John 24:13-35 – The third Sunday of Easter – for April 30, 2017
“He said to them, ‘What are you talking about as you walk along?’ They stopped, their faces downcast.” (John 24:17)
It was a mundane phrase that unexpectedly felt the most appealing and revealing to me.
In the midst of the magnificent “road to Emmaus” passage, after Jesus joined the two melancholy disciples, but before either recognized him as the risen Christ, they tell this “stranger” what had just occurred in Jerusalem. Cleopas and his never-named companion chattered about Jesus and his “deeds and words.” They told about the religious and political leaders despicable, fatal reactions toward the Nazarene.
Then a phrase was used (by the Common English Bible, or CEB) during their anguished account of the worst story of their lives.
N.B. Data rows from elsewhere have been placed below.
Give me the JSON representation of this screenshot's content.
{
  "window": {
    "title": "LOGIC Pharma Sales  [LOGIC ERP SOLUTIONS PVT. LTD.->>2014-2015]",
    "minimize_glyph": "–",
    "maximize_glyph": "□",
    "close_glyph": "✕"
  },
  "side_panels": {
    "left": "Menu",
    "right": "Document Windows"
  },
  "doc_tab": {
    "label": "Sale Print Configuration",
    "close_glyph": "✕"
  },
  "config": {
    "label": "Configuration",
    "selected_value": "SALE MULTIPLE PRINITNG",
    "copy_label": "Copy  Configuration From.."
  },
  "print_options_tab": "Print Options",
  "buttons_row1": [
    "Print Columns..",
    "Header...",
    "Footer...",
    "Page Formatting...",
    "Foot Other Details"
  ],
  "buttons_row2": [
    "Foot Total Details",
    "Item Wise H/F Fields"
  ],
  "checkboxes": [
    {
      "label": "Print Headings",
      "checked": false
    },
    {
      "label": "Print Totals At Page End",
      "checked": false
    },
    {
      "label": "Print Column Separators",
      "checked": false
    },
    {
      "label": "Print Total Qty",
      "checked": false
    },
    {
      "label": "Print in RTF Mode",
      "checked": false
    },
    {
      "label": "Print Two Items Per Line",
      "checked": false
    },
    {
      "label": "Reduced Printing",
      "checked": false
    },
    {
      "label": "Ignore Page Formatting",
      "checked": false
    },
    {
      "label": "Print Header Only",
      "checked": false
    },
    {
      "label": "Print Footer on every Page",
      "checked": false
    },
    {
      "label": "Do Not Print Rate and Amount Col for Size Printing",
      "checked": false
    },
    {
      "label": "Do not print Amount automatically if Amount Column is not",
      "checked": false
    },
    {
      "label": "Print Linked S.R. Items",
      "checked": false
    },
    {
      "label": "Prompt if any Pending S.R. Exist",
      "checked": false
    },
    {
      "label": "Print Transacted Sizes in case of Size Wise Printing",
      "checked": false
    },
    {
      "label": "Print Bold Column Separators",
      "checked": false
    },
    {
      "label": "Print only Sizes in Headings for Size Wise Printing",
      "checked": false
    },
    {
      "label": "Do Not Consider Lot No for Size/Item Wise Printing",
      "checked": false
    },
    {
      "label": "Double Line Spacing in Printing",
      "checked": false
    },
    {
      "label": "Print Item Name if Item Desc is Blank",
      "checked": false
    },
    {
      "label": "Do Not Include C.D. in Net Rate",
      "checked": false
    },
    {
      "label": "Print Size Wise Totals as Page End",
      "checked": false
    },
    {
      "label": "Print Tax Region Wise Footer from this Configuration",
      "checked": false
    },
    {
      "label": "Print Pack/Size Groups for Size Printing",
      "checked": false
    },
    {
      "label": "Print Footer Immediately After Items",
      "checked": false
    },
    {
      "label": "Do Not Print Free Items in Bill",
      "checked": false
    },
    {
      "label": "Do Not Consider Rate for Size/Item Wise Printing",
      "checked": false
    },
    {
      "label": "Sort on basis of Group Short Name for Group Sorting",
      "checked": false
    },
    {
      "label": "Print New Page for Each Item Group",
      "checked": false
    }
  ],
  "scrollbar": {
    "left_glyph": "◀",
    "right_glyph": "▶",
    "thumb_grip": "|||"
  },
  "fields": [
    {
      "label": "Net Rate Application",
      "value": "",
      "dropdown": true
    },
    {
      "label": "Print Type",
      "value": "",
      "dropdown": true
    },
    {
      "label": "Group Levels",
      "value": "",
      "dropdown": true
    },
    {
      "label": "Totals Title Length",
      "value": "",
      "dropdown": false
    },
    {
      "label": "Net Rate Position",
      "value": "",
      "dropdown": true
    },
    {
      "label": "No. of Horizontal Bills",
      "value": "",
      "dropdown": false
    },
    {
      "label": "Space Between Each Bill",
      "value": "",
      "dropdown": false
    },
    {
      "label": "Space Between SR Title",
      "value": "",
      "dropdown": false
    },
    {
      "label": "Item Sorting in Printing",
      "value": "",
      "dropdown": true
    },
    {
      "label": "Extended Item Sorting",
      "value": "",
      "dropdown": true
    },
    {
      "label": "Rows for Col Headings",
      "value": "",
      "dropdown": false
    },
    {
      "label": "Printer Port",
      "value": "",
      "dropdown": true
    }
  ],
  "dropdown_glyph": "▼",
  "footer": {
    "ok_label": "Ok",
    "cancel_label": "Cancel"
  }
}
Cleopas or the other, maybe dramatically pausing, maybe collecting his thoughts, or maybe rushing the flowing stream of explanations, said,
But there’s more . . .
In the modern New Revised Standard Version (NRSV) and the venerable King James Version (KJV), the English translation for the opening of verse 22 is a similar, “Yes and besides all this . . .” The sturdy, popular New International Version (NIV) chooses the simple, “In addition . . .”
I prefer the CEB’s But there’s more . . .
Lazy or cranky, I have little interest in slogging through one of my old seminary tomes for the original Greek. Please, if you do (or if you’ve bookmarked a snazzy website for searching your geeky Greeky queries), I look forward to learning from your eager endeavors.
I’ll stick with the translations.
I’ll stick with what has stuck with me as I read (again) about Emmaus and wonder (again) about my tenuous faith.
Cleopas and his companion, whether hesitating or gushing more words, followed the there’s more with details about the events involving the tomb where Jesus’ dead, dead body was laid to become bones and memory.
And yet their there’s more transported me elsewhere.
+ + +
Perhaps it’s because my current ministry in hospice, where I try to keep my Christian learning and leanings on a back burner while honoring the diverse needs of patients and families and their faith. I know there’s more than the Christian story. There’s also more than only one version of the Christian story.
I hope to support those without faith, or following faiths different than mine (like Buddhist or Muslim) by respecting their needs. I am no expert on my own faith, let alone others. But in the worst or best (or both) times of helping the dying and the grieving with faith journeys different than mine, I ask myself: how can I be their companion? What can I say, or not say, that will give them a glimmer of hope? Often my choice, on my better days, is silence. They know more than me. They have had experiences different than mine. I have no interest, when another is struggling with a beloved’s death, to compare or contrast faith traditions.
Mine is not the only path; theirs is not the wrong path.
Once, in a room of hospice volunteers, where we were celebrating the unselfish work of these men and women, the host at the microphone gazed at me before our breakfast and wondered . . .
Could you say grace, pastor?
And so I did.
But I kept Jesus’ name out of it, though Jesus is one I follow.
Afterwards, one of the participants, whose husband had died in hospice care, and who now volunteered for hospice, touched my arm and thanked me for my brief blessing.
“I’m Jewish,” she said. “Just wanted you to know that I was glad to be included in your prayer.”
+ + +
There’s more for me, regardless of other faiths and others without faith. There is so much more of my own beliefs that I don’t understand, can’t describe (to myself or you), and any time I use words to give expression to these feelings, I mostly falter.
With honesty, I know I can’t begin to comprehend God’s love and mercy. With honesty, I struggle and mostly stumble when I try orienting my life to make visible the inexplicable forgiveness that Jesus shared, even with his dying cross-bound breath.
When I return to the Emmaus account, and read the thirty-first verse—Their eyes were opened and they recognized him, but he disappeared from their sight—even in my office where I’m the only one around in this still dark, pre-dawn house, I cry . . .
Explain more to Cleopas and that other fellow!
Explain more to me!
Give me more! Help me understand, if not “all,” at least to understand God and Jesus and faith and myself a little better.
And yet he disappeared.
More didn’t happen.
I am not left with more, but left with barely enough.
Those two befuddled, blessed disciples returned to Jerusalem. They said, for they had nothing else to say, that Jesus was made known to them when “he broke the bread.”
I believe they also realized they were broken.
Again, with honesty, it’s more that I realize in my faith, in my bumbling journey to serve, that I too am broken. I hardly know anything. There is so much I don’t know compared to what I do know.
But there’s more . . .